> TASK GOAL
Only lines containing the string "JSON" belong in the answer; copy all of them from the entries.
====== THE DATA ======
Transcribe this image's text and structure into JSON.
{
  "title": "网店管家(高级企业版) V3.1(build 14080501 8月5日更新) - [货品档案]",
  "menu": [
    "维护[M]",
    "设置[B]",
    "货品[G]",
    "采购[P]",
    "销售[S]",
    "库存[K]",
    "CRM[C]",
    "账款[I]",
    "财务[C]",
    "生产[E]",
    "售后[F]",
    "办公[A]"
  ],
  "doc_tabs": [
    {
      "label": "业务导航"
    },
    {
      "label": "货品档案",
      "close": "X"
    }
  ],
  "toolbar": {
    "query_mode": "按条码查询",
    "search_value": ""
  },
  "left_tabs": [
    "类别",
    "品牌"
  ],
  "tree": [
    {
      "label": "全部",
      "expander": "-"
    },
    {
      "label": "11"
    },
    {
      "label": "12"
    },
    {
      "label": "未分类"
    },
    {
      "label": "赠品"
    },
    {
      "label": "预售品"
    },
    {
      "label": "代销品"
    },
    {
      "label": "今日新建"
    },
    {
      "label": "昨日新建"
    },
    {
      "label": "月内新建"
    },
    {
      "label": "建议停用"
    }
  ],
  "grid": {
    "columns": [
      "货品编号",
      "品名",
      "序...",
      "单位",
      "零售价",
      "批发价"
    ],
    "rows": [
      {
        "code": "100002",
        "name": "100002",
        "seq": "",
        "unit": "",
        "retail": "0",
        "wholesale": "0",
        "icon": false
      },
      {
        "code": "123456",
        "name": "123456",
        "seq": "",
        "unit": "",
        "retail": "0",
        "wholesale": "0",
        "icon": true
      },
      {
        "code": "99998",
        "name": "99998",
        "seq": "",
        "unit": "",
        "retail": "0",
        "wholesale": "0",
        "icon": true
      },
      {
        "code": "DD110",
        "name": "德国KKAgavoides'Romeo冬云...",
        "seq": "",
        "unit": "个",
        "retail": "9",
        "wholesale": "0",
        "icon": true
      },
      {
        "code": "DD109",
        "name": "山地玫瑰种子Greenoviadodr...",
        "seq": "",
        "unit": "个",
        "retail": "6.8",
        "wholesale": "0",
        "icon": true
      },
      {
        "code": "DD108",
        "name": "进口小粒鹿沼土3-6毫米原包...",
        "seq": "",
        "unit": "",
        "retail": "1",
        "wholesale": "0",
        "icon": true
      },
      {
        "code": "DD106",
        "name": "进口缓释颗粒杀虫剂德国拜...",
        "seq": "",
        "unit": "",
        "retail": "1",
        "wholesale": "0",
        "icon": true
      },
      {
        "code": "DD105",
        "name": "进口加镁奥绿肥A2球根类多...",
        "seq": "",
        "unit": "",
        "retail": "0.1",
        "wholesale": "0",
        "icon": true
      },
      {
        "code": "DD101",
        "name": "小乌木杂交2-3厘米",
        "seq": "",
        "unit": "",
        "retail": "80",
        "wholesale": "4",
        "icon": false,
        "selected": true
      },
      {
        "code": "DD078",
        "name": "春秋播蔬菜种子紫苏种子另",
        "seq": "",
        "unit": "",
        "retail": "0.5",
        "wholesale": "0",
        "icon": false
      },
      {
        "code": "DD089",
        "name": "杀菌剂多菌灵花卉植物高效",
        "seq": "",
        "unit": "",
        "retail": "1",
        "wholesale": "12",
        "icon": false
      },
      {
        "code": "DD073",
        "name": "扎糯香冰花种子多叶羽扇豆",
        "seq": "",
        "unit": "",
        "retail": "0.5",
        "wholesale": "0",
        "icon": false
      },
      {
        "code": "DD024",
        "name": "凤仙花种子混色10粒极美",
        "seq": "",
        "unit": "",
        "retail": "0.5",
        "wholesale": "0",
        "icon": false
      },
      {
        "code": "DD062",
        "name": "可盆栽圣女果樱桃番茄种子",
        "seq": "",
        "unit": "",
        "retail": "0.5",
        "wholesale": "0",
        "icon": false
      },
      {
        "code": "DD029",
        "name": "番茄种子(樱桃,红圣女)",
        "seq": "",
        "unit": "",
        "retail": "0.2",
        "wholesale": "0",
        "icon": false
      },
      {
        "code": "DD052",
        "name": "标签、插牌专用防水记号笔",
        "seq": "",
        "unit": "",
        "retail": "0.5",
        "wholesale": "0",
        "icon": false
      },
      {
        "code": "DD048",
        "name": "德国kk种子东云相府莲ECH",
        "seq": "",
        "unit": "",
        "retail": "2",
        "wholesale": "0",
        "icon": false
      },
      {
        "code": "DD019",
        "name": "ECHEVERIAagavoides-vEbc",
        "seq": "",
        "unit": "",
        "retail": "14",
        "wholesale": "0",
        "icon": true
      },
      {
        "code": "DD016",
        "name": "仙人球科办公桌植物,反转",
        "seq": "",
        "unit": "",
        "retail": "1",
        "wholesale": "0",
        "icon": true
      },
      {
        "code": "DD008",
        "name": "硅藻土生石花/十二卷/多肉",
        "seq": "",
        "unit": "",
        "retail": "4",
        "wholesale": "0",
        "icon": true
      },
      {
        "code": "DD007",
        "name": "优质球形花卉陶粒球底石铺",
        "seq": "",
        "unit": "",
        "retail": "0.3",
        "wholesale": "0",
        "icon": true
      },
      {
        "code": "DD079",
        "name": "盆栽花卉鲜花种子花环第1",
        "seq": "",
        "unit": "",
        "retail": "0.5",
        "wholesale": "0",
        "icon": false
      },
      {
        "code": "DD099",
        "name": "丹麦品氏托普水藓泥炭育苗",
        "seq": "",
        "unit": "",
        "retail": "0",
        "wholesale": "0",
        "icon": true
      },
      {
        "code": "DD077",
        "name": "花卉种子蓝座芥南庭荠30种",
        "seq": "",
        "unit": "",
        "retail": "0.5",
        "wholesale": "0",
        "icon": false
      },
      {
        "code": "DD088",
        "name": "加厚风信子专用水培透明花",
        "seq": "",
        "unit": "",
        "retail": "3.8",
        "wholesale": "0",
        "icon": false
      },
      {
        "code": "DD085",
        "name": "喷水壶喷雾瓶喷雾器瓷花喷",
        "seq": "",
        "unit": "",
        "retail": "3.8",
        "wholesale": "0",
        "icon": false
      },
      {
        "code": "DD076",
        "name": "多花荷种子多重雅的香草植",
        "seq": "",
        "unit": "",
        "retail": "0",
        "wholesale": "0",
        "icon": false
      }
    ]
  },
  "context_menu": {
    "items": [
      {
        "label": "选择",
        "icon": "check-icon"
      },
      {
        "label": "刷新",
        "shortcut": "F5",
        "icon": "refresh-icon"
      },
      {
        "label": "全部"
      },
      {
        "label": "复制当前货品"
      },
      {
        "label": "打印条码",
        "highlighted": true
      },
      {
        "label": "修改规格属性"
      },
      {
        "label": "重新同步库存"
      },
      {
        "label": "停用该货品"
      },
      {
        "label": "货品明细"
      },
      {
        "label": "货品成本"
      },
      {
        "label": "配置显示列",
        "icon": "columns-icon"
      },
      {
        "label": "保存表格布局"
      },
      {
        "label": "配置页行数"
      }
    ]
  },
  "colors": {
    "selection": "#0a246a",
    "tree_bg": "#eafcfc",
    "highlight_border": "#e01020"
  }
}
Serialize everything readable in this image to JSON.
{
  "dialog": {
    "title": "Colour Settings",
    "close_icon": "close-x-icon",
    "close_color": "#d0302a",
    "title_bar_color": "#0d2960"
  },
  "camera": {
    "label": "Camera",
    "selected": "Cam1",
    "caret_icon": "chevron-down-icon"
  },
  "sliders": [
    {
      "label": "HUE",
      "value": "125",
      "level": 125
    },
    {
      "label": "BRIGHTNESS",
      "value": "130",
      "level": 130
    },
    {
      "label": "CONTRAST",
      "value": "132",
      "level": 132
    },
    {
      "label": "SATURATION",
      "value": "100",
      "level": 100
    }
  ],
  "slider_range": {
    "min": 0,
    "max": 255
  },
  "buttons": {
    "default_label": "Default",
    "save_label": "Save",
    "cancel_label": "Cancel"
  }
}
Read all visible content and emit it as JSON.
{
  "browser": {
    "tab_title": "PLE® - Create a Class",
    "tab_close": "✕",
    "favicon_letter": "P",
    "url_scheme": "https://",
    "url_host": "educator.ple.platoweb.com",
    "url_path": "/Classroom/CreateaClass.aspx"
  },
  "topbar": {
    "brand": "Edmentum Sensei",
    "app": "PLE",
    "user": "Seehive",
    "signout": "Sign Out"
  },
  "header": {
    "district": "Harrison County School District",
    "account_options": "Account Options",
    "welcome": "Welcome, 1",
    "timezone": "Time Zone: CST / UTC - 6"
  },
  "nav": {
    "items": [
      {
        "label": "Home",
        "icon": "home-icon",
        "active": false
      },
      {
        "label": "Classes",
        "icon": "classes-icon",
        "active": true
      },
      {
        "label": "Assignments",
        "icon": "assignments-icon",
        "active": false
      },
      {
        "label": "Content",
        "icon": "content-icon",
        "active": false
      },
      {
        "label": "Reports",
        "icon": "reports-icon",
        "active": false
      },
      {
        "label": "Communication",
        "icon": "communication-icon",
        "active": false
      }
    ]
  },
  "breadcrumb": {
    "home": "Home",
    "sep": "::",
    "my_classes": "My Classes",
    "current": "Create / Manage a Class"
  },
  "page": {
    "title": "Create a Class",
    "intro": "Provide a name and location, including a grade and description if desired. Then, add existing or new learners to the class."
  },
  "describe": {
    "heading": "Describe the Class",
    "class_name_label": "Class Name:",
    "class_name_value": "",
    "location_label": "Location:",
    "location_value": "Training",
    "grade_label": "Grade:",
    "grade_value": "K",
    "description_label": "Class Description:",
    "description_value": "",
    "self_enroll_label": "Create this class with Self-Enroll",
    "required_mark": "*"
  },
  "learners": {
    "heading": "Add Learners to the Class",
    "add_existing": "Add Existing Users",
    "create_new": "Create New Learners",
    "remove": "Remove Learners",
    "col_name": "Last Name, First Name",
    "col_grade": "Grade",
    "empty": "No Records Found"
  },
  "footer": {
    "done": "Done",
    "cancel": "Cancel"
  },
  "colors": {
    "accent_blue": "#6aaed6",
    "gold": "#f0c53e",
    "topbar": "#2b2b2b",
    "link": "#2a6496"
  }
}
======
> EXERCISE RESULT
Transcribe this image's text and structure into JSON.
Serialize everything readable in this image to JSON.
Read all visible content and emit it as JSON.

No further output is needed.